Dataset rows describing interfaces:
▼
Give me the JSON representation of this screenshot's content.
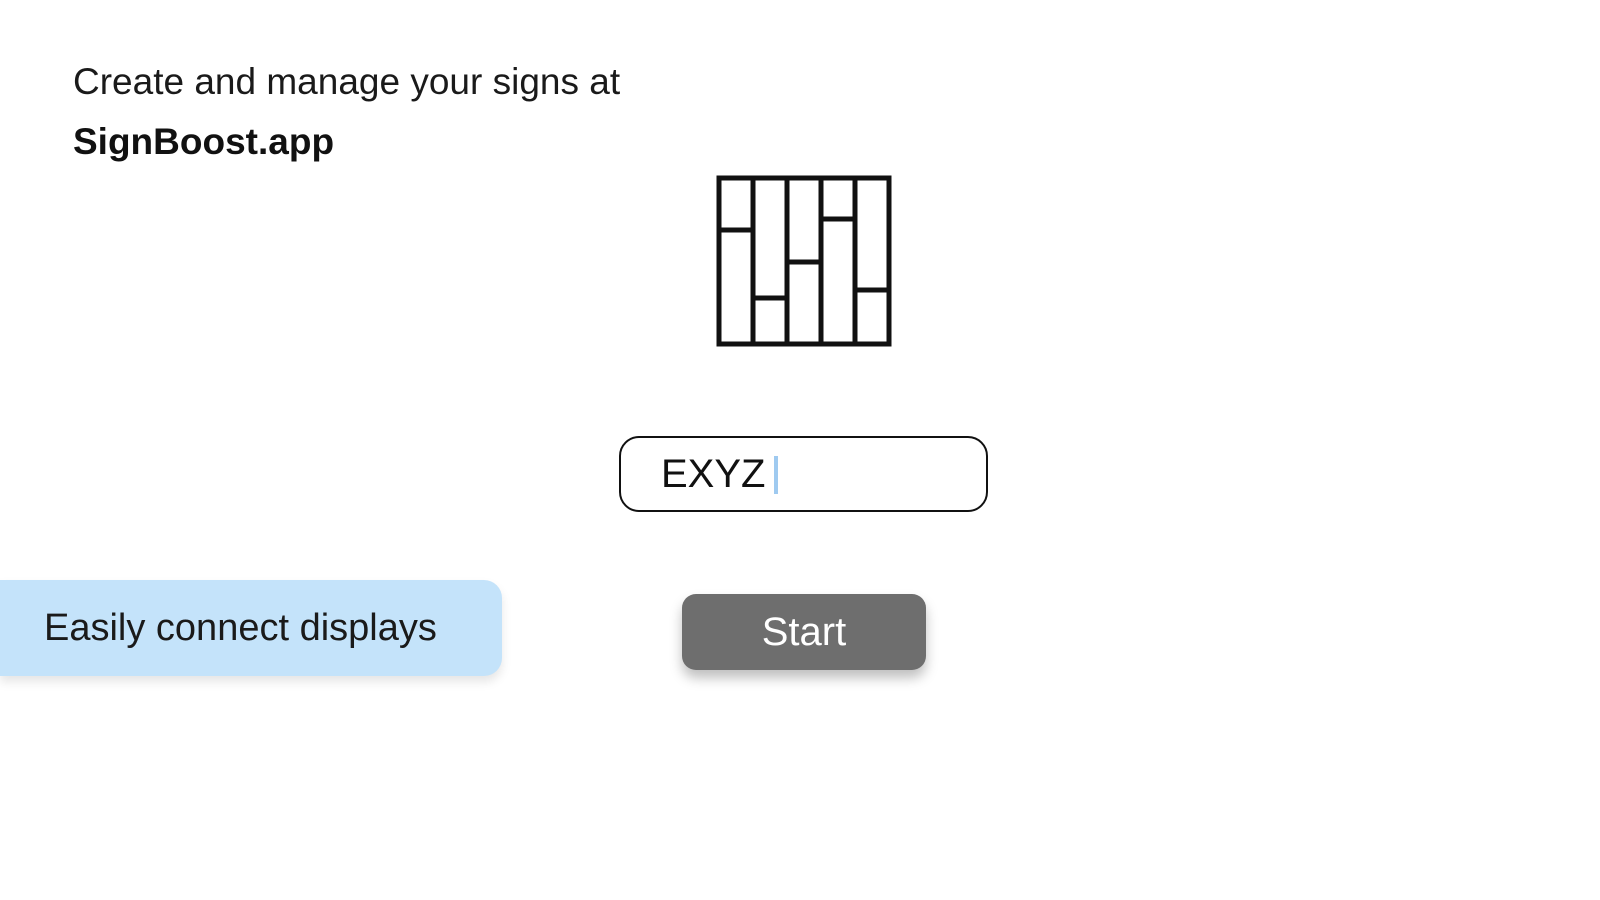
{
  "intro": {
    "line": "Create and manage your signs at",
    "link": "SignBoost.app"
  },
  "logo": {
    "icon": "signboost-logo-icon"
  },
  "code_input": {
    "value": "EXYZ"
  },
  "banner": {
    "text": "Easily connect displays"
  },
  "start_button": {
    "label": "Start"
  },
  "colors": {
    "banner_bg": "#c4e3fa",
    "button_bg": "#6e6e6e",
    "caret": "#9fcaf0"
  }
}
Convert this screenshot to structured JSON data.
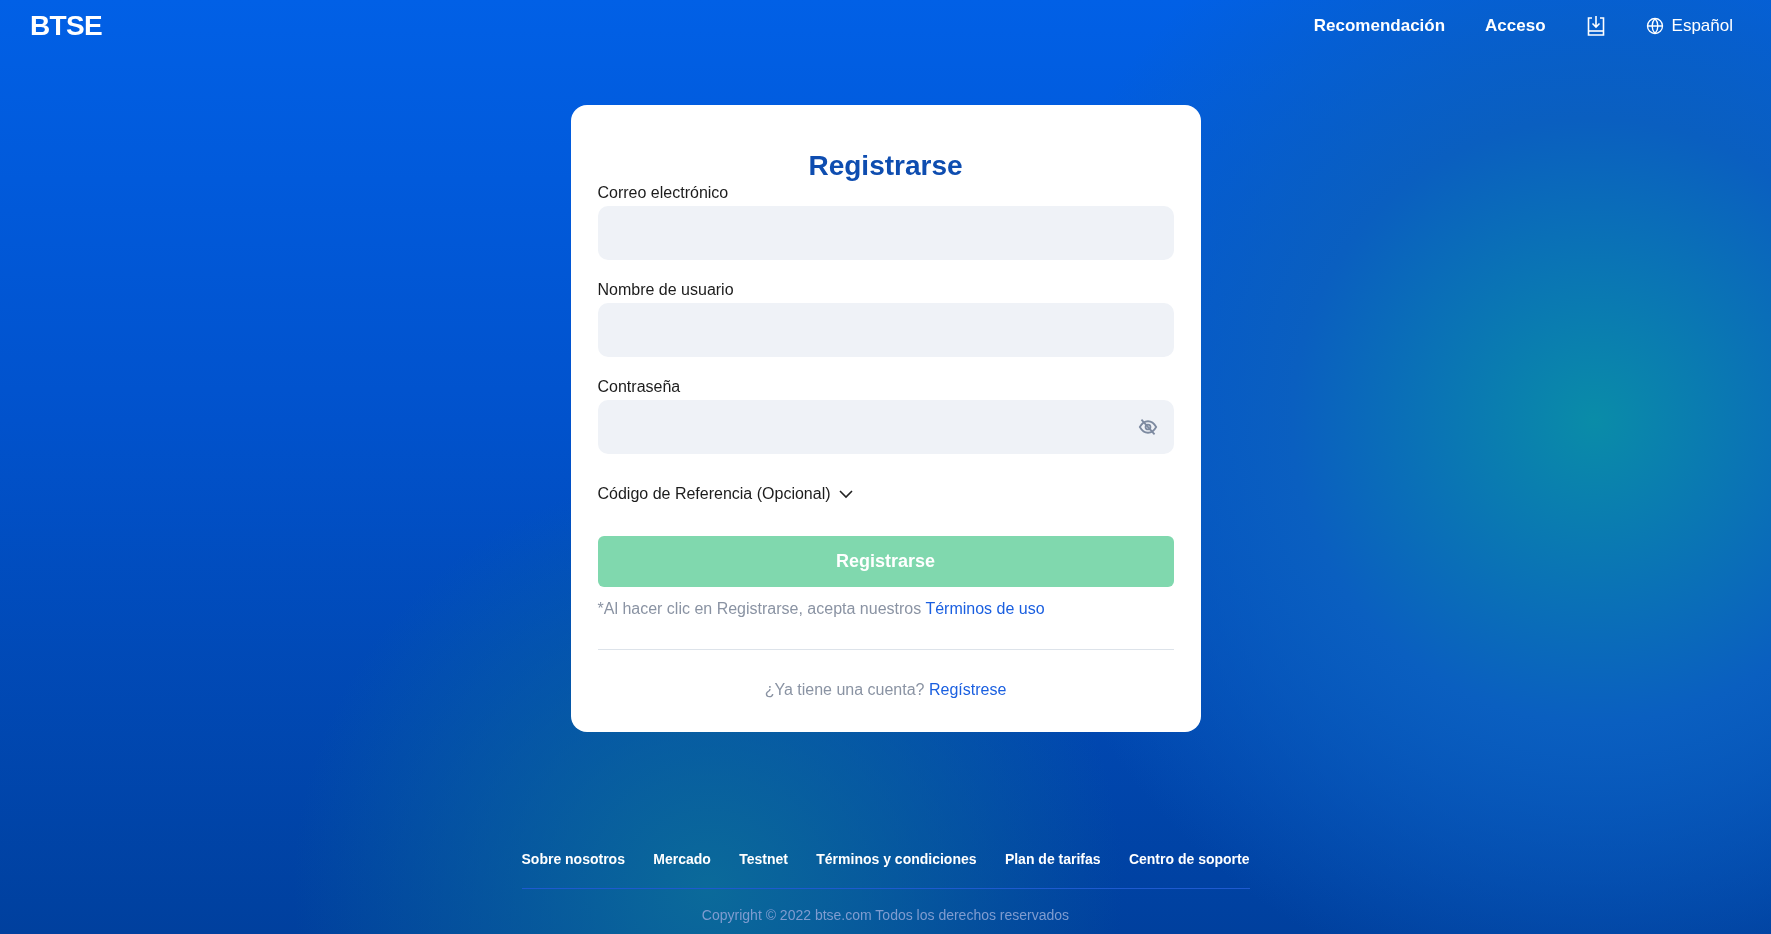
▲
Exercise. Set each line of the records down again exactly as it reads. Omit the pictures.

Exercise output.
Give me the JSON representation of this screenshot's content.
{
  "intro": {
    "line": "Create and manage your signs at",
    "link": "SignBoost.app"
  },
  "logo": {
    "icon": "signboost-logo-icon"
  },
  "code_input": {
    "value": "EXYZ"
  },
  "banner": {
    "text": "Easily connect displays"
  },
  "start_button": {
    "label": "Start"
  },
  "colors": {
    "banner_bg": "#c4e3fa",
    "button_bg": "#6e6e6e",
    "caret": "#9fcaf0"
  }
}
Convert this screenshot to structured JSON data.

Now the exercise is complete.